- **Directions for this task**:
The copy must match the data word for word and contain no pictures.
[Opening Records for this exercise section]
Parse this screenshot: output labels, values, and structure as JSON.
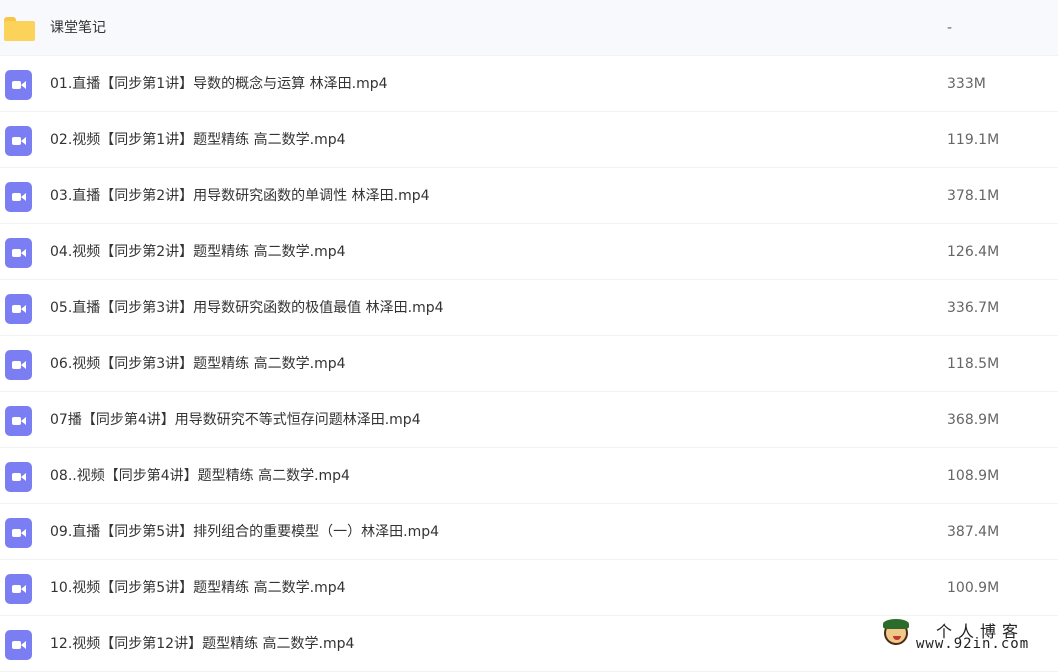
{
  "files": [
    {
      "name": "课堂笔记",
      "size": "-",
      "type": "folder",
      "icon": "folder-icon"
    },
    {
      "name": "01.直播【同步第1讲】导数的概念与运算 林泽田.mp4",
      "size": "333M",
      "type": "video",
      "icon": "video-file-icon"
    },
    {
      "name": "02.视频【同步第1讲】题型精练 高二数学.mp4",
      "size": "119.1M",
      "type": "video",
      "icon": "video-file-icon"
    },
    {
      "name": "03.直播【同步第2讲】用导数研究函数的单调性 林泽田.mp4",
      "size": "378.1M",
      "type": "video",
      "icon": "video-file-icon"
    },
    {
      "name": "04.视频【同步第2讲】题型精练 高二数学.mp4",
      "size": "126.4M",
      "type": "video",
      "icon": "video-file-icon"
    },
    {
      "name": "05.直播【同步第3讲】用导数研究函数的极值最值 林泽田.mp4",
      "size": "336.7M",
      "type": "video",
      "icon": "video-file-icon"
    },
    {
      "name": "06.视频【同步第3讲】题型精练 高二数学.mp4",
      "size": "118.5M",
      "type": "video",
      "icon": "video-file-icon"
    },
    {
      "name": "07播【同步第4讲】用导数研究不等式恒存问题林泽田.mp4",
      "size": "368.9M",
      "type": "video",
      "icon": "video-file-icon"
    },
    {
      "name": "08..视频【同步第4讲】题型精练 高二数学.mp4",
      "size": "108.9M",
      "type": "video",
      "icon": "video-file-icon"
    },
    {
      "name": "09.直播【同步第5讲】排列组合的重要模型（一）林泽田.mp4",
      "size": "387.4M",
      "type": "video",
      "icon": "video-file-icon"
    },
    {
      "name": "10.视频【同步第5讲】题型精练 高二数学.mp4",
      "size": "100.9M",
      "type": "video",
      "icon": "video-file-icon"
    },
    {
      "name": "12.视频【同步第12讲】题型精练 高二数学.mp4",
      "size": "",
      "type": "video",
      "icon": "video-file-icon"
    }
  ],
  "watermark": {
    "title": "个人博客",
    "url": "www.92in.com",
    "icon": "mascot-logo-icon"
  },
  "colors": {
    "folder": "#fbd35a",
    "video_icon": "#7b7df2",
    "text": "#333333",
    "size_text": "#666666",
    "divider": "#f1f2f4"
  }
}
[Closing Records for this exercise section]
- **Solved exercise**:
Parse this screenshot: output labels, values, and structure as JSON.
{
  "files": [
    {
      "name": "课堂笔记",
      "size": "-",
      "type": "folder",
      "icon": "folder-icon"
    },
    {
      "name": "01.直播【同步第1讲】导数的概念与运算 林泽田.mp4",
      "size": "333M",
      "type": "video",
      "icon": "video-file-icon"
    },
    {
      "name": "02.视频【同步第1讲】题型精练 高二数学.mp4",
      "size": "119.1M",
      "type": "video",
      "icon": "video-file-icon"
    },
    {
      "name": "03.直播【同步第2讲】用导数研究函数的单调性 林泽田.mp4",
      "size": "378.1M",
      "type": "video",
      "icon": "video-file-icon"
    },
    {
      "name": "04.视频【同步第2讲】题型精练 高二数学.mp4",
      "size": "126.4M",
      "type": "video",
      "icon": "video-file-icon"
    },
    {
      "name": "05.直播【同步第3讲】用导数研究函数的极值最值 林泽田.mp4",
      "size": "336.7M",
      "type": "video",
      "icon": "video-file-icon"
    },
    {
      "name": "06.视频【同步第3讲】题型精练 高二数学.mp4",
      "size": "118.5M",
      "type": "video",
      "icon": "video-file-icon"
    },
    {
      "name": "07播【同步第4讲】用导数研究不等式恒存问题林泽田.mp4",
      "size": "368.9M",
      "type": "video",
      "icon": "video-file-icon"
    },
    {
      "name": "08..视频【同步第4讲】题型精练 高二数学.mp4",
      "size": "108.9M",
      "type": "video",
      "icon": "video-file-icon"
    },
    {
      "name": "09.直播【同步第5讲】排列组合的重要模型（一）林泽田.mp4",
      "size": "387.4M",
      "type": "video",
      "icon": "video-file-icon"
    },
    {
      "name": "10.视频【同步第5讲】题型精练 高二数学.mp4",
      "size": "100.9M",
      "type": "video",
      "icon": "video-file-icon"
    },
    {
      "name": "12.视频【同步第12讲】题型精练 高二数学.mp4",
      "size": "",
      "type": "video",
      "icon": "video-file-icon"
    }
  ],
  "watermark": {
    "title": "个人博客",
    "url": "www.92in.com",
    "icon": "mascot-logo-icon"
  },
  "colors": {
    "folder": "#fbd35a",
    "video_icon": "#7b7df2",
    "text": "#333333",
    "size_text": "#666666",
    "divider": "#f1f2f4"
  }
}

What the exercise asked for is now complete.